Here's a breakdown. In the first half of this year, U.S. music fans paid for 25-30 million digital tracks per week, according to Billboard. In October and November, that number dipped below 20 million. Billboard blames "a web of interrelated stories that show new technologies affecting consumer behavior" for the decline, with the most obvious culprit being that little green and black icon on your home screen.

Spotify, the frontrunner in the growing all-you-can-stream music subscription space, is already the source of ongoing controversy within the music industry. With the news that paid downloads are starting to erode, the anti-streaming rhetoric will likely heat up even further. That's because of longstanding anxieties over the economic viability of the streaming model and whether or not artists can get a fair payout from the arrangement.

The Back-And-Forth Over Streaming Royalties

The anti-streaming argument isn't new, but it was voiced most prominently (and thus loudly) this summer when Radiohead's Thom Yorke and his producer Nigel Godrich pulled their side project Atoms For Peace from Spotify's library, citing unfair payment to new artists. As we argued at the time, Yorke and Godrich had a point: The financial mechanics of the streaming model might work for major label executives, but that doesn't mean the money always trickles down to artists in sufficient sums.

More to their original point, streaming simply does not pay out as much to new artists (as opposed to established bands streaming their back catalogs) as do the price tags affixed to physical records and digital downloads. In short, selling one's music pays more than renting it out. And now, barely a year after they outpaced physical album sales for the first time, digital music sales are starting to wane, at least according to the latest numbers.

Feeling the heat from this type of negative publicity, Spotify fired back a few weeks ago when it launched a dedicated site explaining its royalty payouts regime, as well as several new features geared toward placating nervous artists. In the near future, artists will have direct access to analytics about their streams and the ability to sell concert tickets and merchandise from their Spotify profile.

Among the trove of statistics and charts put out by Spotify in early December was a comparison of how much money the company pays out to rights holders alongside other digital sources like video sites (read: YouTube) and Internet radio services (read: Pandora). This is, of course, not an apples-to-apples comparison, but the numbers certainly shine a flattering light upon Spotify and its subscription-based competition.

Missing entirely from this breakdown, unsurprisingly, is a revenue comparison between streaming and paid downloads. For Spotify, that angle is far less flattering.

[Image: Flickr user Jimmy Baikovicius]

Add New Comment


  • willbuckley

    It is unfortunate that Spotify has chosen a business model that has the potential to seriously erode or possibly eliminate the sale of recorded music.

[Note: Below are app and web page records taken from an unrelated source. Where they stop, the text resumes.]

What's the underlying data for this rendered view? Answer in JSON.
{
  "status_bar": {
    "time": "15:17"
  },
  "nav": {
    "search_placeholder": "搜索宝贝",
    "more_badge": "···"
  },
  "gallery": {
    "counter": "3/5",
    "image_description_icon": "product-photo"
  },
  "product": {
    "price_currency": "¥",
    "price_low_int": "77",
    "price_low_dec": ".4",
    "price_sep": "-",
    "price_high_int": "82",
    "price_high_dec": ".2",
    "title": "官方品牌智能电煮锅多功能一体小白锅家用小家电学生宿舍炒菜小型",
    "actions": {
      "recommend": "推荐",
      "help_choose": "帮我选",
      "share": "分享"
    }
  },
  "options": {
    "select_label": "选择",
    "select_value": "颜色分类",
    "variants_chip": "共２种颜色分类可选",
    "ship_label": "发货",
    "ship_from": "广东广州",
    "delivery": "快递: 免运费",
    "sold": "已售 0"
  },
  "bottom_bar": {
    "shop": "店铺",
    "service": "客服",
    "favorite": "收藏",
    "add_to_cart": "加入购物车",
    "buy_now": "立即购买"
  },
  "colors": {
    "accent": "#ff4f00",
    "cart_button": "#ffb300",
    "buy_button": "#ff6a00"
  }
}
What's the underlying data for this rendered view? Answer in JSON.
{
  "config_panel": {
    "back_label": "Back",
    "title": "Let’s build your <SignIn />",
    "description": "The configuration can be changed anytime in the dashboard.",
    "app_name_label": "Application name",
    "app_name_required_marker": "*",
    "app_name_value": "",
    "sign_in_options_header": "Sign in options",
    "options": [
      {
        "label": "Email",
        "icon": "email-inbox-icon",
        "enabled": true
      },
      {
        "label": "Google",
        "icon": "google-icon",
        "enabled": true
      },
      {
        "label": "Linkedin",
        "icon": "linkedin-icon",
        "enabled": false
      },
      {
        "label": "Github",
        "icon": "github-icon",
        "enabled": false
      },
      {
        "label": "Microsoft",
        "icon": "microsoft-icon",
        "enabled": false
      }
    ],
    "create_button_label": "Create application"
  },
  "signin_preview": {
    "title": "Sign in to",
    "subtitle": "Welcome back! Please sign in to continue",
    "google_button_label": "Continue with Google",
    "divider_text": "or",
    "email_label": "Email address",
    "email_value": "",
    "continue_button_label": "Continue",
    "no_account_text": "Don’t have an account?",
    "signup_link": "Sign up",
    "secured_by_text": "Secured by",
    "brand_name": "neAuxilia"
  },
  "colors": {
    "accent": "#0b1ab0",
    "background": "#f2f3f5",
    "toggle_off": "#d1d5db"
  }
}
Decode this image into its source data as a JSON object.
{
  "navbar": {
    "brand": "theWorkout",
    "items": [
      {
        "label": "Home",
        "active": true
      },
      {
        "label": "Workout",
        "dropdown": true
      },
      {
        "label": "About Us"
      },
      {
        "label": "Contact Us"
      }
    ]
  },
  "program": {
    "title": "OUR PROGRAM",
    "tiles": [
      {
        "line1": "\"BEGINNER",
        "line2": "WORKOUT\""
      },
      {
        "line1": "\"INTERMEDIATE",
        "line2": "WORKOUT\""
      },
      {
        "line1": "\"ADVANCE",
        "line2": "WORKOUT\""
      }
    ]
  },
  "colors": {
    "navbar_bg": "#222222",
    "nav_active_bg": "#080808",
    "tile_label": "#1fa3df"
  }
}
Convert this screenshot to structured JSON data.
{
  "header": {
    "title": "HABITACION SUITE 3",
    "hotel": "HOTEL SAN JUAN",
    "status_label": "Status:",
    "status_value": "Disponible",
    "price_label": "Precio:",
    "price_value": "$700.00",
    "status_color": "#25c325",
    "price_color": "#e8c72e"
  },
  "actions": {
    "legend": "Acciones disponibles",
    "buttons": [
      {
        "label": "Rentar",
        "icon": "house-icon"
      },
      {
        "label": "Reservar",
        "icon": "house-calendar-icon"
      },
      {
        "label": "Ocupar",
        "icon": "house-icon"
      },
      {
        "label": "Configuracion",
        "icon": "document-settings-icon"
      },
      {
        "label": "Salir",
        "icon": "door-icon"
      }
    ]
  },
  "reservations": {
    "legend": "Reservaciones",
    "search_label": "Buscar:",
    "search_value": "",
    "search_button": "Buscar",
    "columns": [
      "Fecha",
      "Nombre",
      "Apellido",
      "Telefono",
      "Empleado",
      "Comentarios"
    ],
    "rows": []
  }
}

There is simply no way that streaming revenue will ever come close to replacing the revenue from paid downloads and the sale of physical product, even with the highly unrealistic paid subscription projections Spotify so freely throws around.

    Those on the other side of this conversation have exhausted their arguments in defense of “unlimited streaming” and the musicians themselves are finally understanding and speaking out about the need to sell music for their survival.

    While there are exceptions; a small number of musicians who have found a way to succeed without a significant revenue stream from music sales, they are the exception, not a healthy evolution. As always, I am puzzled by the strident defense of an industry and not the individuals who actually create the art.

    Had I grown up in the Napster age and witnessed the music industry show their dark side, I might very well have a different perspective, but I didn’t. I grew up in the sixties when the artists were the “innovators” and the “revolutionaries” not the technology.

    While there will never be another time for music like the sixties, something is seriously broken here.

  • Henry Biggs

    Perhaps it is the royalty payment model that needs to evolve and in fact, be discarded altogether. An engineer doesn't expect a payment from every car that crosses a bridge he or she built. Maybe bands should be salaried and paid bonuses based on album and ticket sales?

  • David237856

    Actually, an engineer (or at least a bridge operator) very often does expect a payment for every car that crosses the bridge. It's called a toll. Ever heard of that? Without tolls, or the equivalent in public subsidy, bridges would not be built.

  • Beau Hall

    "Billboard blames 'a web of interrelated stories that show new technologies affecting consumer behavior'" --

    Isn't that what they said when cassettes first hit the public?